> _Provided information_
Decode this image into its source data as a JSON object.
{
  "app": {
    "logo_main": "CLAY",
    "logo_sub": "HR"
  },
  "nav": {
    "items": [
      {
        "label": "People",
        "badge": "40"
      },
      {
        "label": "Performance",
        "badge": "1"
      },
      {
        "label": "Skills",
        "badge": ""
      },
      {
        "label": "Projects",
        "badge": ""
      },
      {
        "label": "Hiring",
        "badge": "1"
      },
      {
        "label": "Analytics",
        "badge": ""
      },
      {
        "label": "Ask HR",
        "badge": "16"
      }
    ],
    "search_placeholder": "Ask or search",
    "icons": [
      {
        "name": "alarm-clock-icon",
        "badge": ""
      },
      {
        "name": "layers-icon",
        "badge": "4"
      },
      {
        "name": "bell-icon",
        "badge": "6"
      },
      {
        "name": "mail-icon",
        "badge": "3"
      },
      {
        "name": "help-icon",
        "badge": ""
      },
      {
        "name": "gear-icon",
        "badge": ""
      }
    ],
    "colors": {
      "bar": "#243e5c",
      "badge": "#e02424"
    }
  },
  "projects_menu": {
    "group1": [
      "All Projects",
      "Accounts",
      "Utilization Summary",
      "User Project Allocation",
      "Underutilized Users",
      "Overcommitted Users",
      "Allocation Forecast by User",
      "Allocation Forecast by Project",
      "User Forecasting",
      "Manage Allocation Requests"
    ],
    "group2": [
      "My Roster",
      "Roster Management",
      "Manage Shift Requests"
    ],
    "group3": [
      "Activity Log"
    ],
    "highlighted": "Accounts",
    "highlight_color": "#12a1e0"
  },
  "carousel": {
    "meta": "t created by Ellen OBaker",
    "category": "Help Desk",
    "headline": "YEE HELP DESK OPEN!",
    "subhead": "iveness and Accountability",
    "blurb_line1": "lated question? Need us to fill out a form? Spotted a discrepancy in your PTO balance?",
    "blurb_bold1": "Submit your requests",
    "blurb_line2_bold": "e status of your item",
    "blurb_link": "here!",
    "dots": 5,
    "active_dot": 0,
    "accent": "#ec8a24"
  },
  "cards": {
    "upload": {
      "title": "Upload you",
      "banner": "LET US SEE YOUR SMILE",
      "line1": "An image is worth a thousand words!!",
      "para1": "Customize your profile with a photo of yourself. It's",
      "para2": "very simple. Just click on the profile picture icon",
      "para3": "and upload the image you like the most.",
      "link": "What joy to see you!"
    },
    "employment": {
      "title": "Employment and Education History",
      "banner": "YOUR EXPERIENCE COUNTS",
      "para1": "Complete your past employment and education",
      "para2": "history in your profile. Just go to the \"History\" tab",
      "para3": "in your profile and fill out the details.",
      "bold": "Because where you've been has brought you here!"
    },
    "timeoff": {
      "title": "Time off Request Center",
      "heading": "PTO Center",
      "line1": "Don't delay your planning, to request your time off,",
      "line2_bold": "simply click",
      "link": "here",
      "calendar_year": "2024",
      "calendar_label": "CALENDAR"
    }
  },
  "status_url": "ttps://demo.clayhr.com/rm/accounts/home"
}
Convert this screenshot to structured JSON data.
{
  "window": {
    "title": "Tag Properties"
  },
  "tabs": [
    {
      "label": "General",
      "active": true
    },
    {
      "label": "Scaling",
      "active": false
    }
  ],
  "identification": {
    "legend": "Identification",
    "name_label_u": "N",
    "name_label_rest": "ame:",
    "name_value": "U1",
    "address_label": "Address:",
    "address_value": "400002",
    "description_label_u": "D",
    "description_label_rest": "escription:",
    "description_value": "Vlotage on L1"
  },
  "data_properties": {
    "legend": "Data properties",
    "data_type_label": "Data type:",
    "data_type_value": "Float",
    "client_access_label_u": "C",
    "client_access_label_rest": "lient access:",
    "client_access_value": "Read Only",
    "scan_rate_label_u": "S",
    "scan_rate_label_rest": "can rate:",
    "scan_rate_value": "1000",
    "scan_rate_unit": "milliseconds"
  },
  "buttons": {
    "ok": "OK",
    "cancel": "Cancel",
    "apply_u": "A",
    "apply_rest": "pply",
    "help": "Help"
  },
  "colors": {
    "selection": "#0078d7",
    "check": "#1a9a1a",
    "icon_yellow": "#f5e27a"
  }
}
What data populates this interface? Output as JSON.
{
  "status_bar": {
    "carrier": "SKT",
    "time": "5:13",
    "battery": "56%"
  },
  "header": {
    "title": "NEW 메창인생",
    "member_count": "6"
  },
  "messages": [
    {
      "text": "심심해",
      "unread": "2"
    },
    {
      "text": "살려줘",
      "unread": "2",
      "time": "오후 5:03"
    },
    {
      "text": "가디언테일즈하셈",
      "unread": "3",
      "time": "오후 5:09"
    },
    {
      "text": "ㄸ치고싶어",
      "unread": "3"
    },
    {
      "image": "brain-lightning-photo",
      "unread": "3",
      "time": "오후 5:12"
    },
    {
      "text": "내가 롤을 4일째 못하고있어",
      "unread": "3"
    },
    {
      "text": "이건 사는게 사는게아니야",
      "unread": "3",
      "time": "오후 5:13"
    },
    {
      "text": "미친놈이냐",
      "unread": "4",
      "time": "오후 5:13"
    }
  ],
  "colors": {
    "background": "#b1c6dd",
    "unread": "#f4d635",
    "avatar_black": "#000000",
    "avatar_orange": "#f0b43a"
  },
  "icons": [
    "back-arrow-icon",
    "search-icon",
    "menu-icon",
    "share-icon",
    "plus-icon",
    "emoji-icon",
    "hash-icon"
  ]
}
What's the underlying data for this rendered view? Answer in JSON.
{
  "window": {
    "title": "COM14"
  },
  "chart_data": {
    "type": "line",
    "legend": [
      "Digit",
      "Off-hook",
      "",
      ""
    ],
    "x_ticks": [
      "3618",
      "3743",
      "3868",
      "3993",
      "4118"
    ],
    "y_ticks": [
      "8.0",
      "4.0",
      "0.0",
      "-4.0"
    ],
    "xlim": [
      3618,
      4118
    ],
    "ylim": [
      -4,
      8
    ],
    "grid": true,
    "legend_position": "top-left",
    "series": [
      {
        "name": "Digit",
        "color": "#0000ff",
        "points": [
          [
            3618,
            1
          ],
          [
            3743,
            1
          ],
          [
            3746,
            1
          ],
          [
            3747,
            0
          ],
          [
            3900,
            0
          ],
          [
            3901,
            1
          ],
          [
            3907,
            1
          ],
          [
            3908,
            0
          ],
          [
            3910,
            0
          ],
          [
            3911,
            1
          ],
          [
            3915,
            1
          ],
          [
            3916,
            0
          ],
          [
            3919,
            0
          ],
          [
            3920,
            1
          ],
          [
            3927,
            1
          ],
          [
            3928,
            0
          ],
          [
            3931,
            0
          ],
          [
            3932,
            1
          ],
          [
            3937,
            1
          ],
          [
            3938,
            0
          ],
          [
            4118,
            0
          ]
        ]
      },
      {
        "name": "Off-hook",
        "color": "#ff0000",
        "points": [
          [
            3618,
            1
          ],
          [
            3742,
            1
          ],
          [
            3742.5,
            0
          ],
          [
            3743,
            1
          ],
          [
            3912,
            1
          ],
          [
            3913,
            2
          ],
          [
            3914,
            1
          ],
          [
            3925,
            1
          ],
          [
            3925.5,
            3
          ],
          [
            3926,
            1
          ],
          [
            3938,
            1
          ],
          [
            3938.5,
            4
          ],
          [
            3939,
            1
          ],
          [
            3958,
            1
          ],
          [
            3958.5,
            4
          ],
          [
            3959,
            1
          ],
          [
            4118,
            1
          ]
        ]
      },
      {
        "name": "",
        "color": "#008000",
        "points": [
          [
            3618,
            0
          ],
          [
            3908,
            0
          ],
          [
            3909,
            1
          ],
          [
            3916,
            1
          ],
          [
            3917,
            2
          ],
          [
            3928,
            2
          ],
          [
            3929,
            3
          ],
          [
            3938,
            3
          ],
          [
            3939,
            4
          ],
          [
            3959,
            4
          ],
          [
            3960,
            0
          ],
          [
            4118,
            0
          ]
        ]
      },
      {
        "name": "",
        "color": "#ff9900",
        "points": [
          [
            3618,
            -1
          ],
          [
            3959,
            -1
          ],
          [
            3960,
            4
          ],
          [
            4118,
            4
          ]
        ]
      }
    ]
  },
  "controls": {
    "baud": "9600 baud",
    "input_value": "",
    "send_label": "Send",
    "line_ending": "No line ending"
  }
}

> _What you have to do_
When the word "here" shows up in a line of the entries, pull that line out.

> _Response to this task_
    "blurb_link": "here!",
      "bold": "Because where you've been has brought you here!"
      "link": "here",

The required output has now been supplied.